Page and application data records
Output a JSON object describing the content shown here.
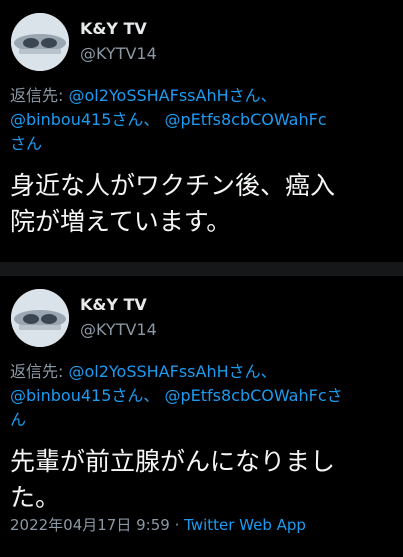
{
  "tweets": [
    {
      "name": "K&Y TV",
      "handle": "@KYTV14",
      "reply_prefix": "返信先: ",
      "mentions": [
        "@ol2YoSSHAFssAhHさん、",
        "@binbou415さん、",
        "@pEtfs8cbCOWahFc",
        "さん"
      ],
      "text_lines": [
        "身近な人がワクチン後、癌入",
        "院が増えています。"
      ]
    },
    {
      "name": "K&Y TV",
      "handle": "@KYTV14",
      "reply_prefix": "返信先: ",
      "mentions": [
        "@ol2YoSSHAFssAhHさん、",
        "@binbou415さん、",
        "@pEtfs8cbCOWahFcさ",
        "ん"
      ],
      "text_lines": [
        "先輩が前立腺がんになりまし",
        "た。"
      ],
      "date": "2022年04月17日 9:59",
      "separator": " · ",
      "app": "Twitter Web App"
    }
  ]
}
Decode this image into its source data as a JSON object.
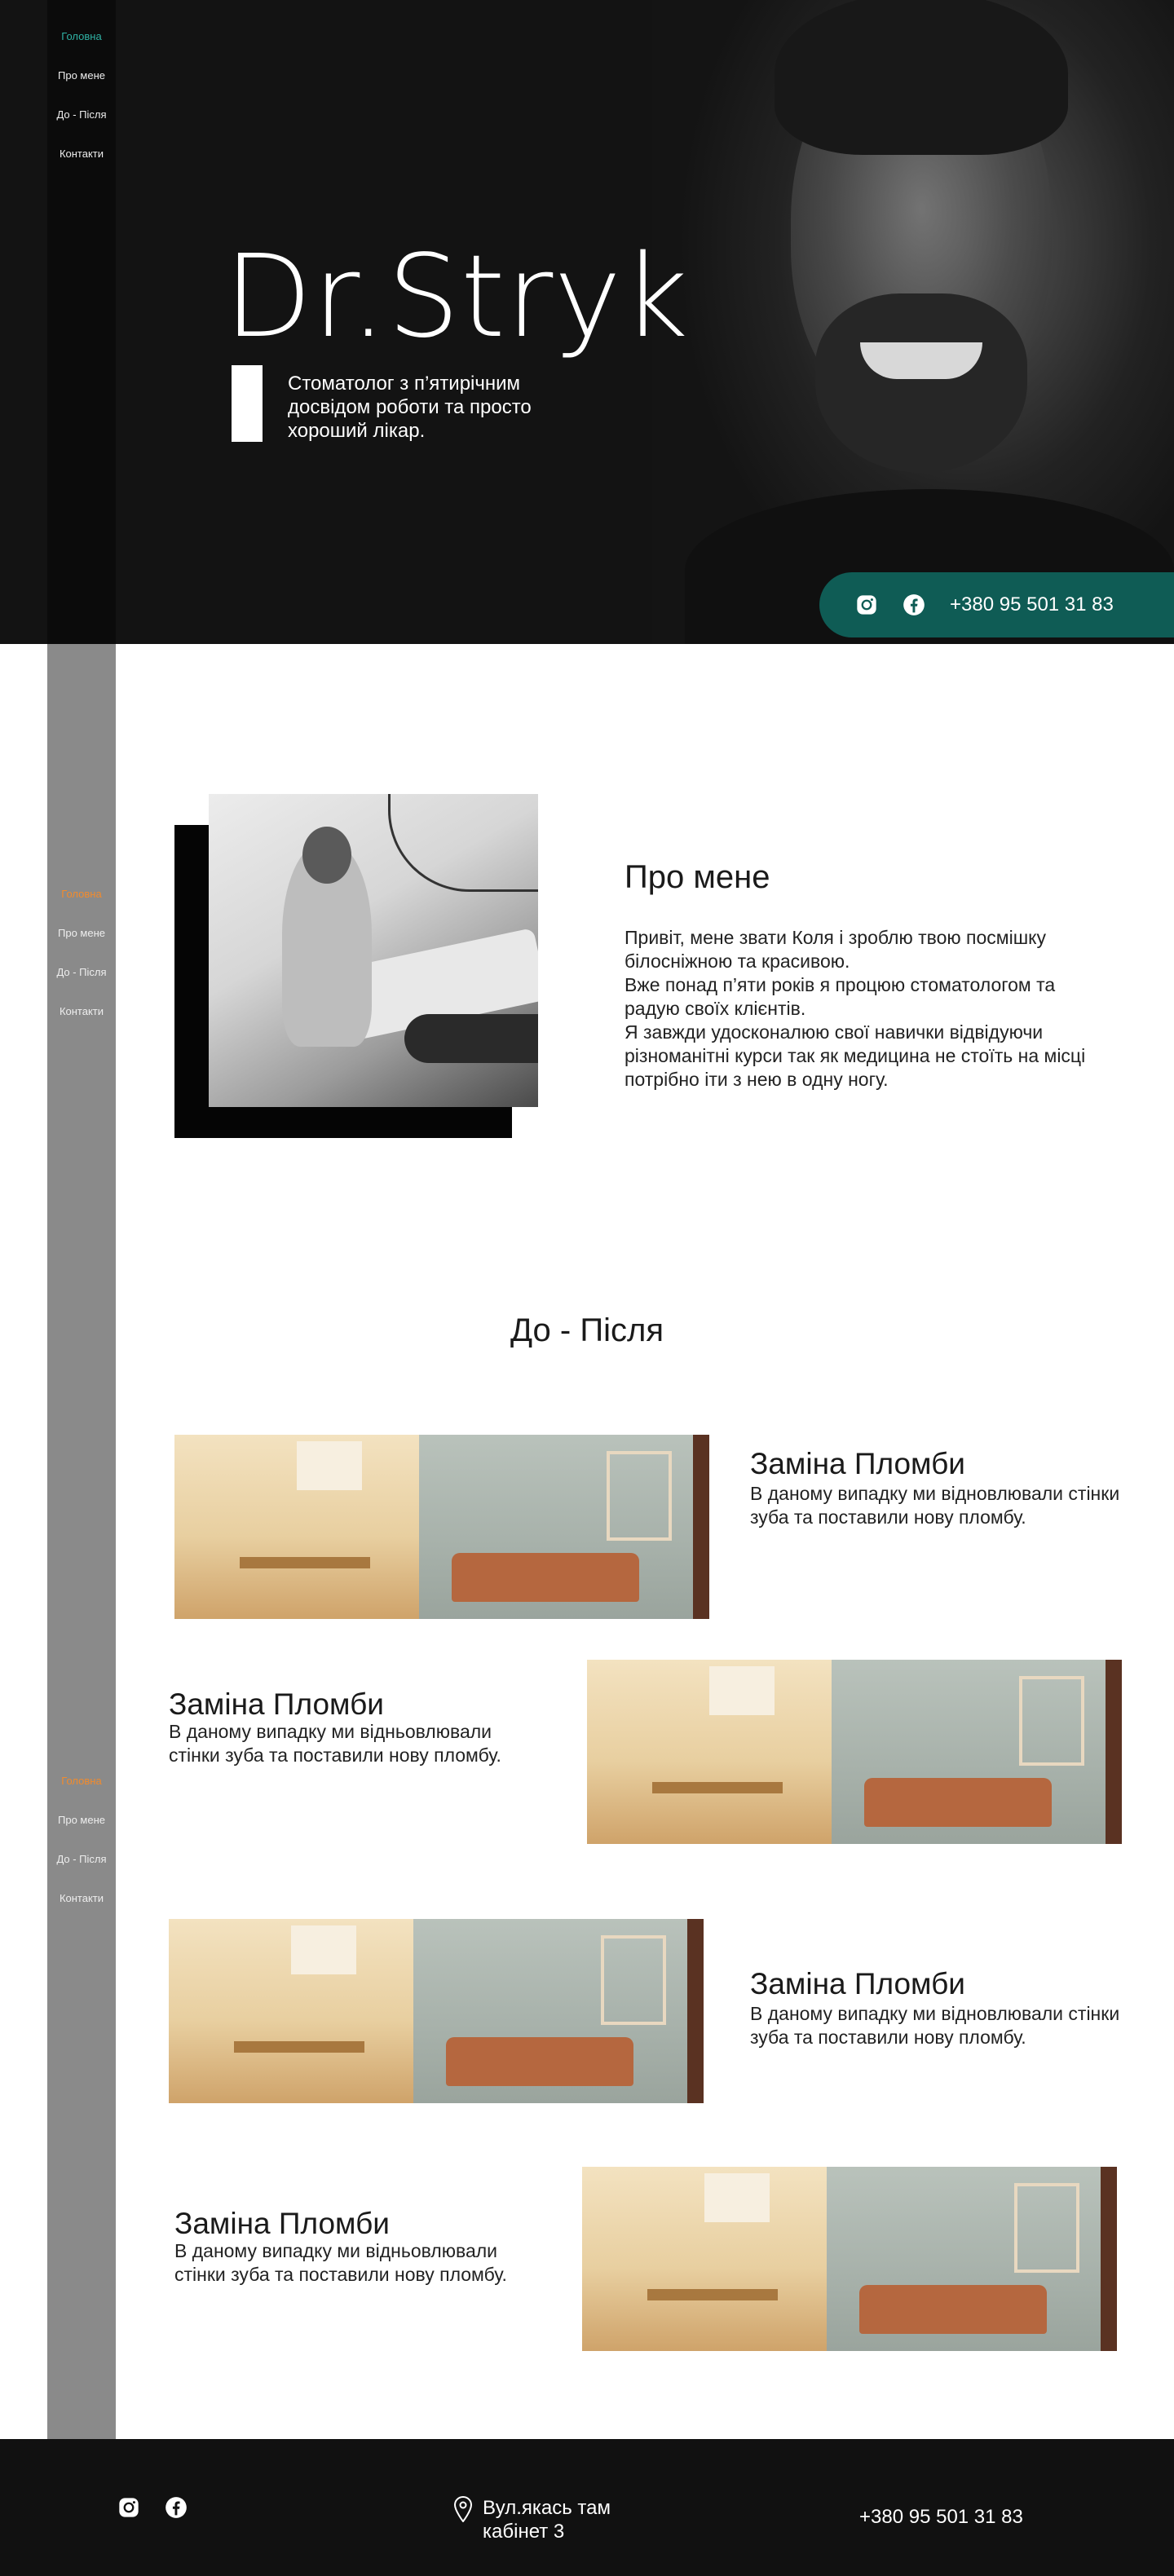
{
  "nav": {
    "items": [
      "Головна",
      "Про мене",
      "До - Після",
      "Контакти"
    ]
  },
  "hero": {
    "brand": "Dr.Stryk",
    "subtitle": "Стоматолог з п’ятирічним досвідом роботи та просто хороший лікар.",
    "phone": "+380 95 501 31 83"
  },
  "about": {
    "title": "Про мене",
    "lines": [
      "Привіт, мене звати Коля і зроблю твою посмішку білосніжною та красивою.",
      "Вже понад п’яти років я процюю стоматологом та радую своїх клієнтів.",
      "Я завжди удосконалюю свої навички відвідуючи різноманітні курси так як медицина не стоїть на місці потрібно іти з нею в одну ногу."
    ]
  },
  "before_after": {
    "title": "До - Після",
    "cases": [
      {
        "title": "Заміна Пломби",
        "text": "В даному випадку ми відновлювали стінки зуба та поставили нову пломбу."
      },
      {
        "title": "Заміна Пломби",
        "text": "В даному випадку ми відньовлювали стінки зуба та поставили нову пломбу."
      },
      {
        "title": "Заміна Пломби",
        "text": "В даному випадку ми відновлювали стінки зуба та поставили нову пломбу."
      },
      {
        "title": "Заміна Пломби",
        "text": "В даному випадку ми відньовлювали стінки зуба та поставили нову пломбу."
      }
    ]
  },
  "footer": {
    "address": "Вул.якась там кабінет 3",
    "phone": "+380 95 501 31 83"
  },
  "colors": {
    "accent_teal": "#2fb2a4",
    "accent_orange": "#f28b2c",
    "pill": "#0f5c55",
    "sidebar": "#8a8a8a"
  }
}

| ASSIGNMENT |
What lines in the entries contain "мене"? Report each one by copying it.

| EXERCISE SOLUTION |
      "Про мене",
    "title": "Про мене",
      "Привіт, мене звати Коля і зроблю твою посмішку білосніжною та красивою.",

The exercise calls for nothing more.